*Task to complete*:
In every line of the records, look for "label", then report how many lines have it and nothing else.

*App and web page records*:
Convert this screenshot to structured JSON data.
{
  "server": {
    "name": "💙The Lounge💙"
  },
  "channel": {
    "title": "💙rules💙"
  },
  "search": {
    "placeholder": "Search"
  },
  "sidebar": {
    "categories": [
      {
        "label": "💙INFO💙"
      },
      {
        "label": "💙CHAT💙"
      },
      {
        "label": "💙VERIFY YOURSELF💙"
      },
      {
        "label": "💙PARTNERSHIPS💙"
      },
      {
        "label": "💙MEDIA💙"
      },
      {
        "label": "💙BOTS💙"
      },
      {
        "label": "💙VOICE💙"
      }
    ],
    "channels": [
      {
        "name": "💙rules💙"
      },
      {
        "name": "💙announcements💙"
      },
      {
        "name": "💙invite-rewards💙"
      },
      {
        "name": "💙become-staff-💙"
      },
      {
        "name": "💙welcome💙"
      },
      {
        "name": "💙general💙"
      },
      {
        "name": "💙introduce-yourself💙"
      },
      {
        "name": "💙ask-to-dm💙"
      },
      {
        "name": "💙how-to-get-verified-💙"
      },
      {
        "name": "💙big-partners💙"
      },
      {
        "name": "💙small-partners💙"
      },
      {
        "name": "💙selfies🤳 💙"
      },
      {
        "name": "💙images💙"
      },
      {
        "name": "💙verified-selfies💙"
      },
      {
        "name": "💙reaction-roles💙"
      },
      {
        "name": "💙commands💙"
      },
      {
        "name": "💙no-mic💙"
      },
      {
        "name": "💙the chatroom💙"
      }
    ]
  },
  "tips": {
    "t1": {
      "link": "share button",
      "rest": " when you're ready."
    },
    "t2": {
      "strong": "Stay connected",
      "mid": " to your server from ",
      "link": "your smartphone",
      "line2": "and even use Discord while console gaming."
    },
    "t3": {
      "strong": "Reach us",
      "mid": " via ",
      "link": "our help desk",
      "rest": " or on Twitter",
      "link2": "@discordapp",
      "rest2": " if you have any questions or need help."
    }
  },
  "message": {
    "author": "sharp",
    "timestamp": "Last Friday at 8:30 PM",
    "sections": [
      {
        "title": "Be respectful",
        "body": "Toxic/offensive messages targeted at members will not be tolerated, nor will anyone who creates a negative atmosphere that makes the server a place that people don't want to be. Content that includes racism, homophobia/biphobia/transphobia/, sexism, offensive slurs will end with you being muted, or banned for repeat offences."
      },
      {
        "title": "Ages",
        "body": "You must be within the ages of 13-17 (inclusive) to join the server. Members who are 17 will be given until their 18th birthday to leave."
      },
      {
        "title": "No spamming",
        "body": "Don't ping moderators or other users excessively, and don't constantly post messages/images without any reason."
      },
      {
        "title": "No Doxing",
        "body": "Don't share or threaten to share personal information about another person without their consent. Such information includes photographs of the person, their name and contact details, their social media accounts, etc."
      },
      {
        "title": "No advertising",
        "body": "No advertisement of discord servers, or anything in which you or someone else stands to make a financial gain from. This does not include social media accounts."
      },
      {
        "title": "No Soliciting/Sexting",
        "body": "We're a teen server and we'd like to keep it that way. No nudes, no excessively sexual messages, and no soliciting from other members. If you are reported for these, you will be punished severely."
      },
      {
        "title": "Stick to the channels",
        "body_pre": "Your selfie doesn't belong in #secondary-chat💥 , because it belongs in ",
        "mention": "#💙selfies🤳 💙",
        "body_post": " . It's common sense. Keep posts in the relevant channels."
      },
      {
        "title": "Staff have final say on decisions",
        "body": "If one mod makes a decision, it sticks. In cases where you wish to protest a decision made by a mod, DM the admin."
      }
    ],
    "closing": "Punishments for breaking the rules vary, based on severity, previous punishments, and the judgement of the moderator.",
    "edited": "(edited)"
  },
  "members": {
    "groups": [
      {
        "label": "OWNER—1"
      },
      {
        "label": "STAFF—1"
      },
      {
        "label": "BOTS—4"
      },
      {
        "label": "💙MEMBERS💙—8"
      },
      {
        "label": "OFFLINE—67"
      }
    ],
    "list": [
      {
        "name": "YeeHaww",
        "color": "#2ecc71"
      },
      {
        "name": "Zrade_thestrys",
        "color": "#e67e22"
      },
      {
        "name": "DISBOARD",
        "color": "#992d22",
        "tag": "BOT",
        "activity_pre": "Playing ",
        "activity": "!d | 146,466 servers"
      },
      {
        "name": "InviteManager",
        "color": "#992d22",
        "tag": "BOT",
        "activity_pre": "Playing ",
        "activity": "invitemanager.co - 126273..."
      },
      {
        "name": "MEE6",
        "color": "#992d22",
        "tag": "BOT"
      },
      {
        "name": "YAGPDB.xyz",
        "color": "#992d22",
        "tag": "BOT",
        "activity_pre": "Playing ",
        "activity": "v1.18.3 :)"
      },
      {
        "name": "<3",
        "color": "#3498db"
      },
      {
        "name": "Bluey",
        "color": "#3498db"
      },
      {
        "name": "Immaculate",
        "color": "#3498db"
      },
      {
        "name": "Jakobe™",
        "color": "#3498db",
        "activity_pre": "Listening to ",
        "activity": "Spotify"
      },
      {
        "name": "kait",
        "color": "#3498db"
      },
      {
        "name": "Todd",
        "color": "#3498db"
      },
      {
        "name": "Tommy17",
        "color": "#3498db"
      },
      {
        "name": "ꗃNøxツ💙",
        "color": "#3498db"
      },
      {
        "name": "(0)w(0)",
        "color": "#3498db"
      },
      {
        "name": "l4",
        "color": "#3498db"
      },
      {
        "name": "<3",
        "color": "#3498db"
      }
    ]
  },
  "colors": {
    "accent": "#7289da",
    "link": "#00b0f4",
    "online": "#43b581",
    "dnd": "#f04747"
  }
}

*Exercise output*:
12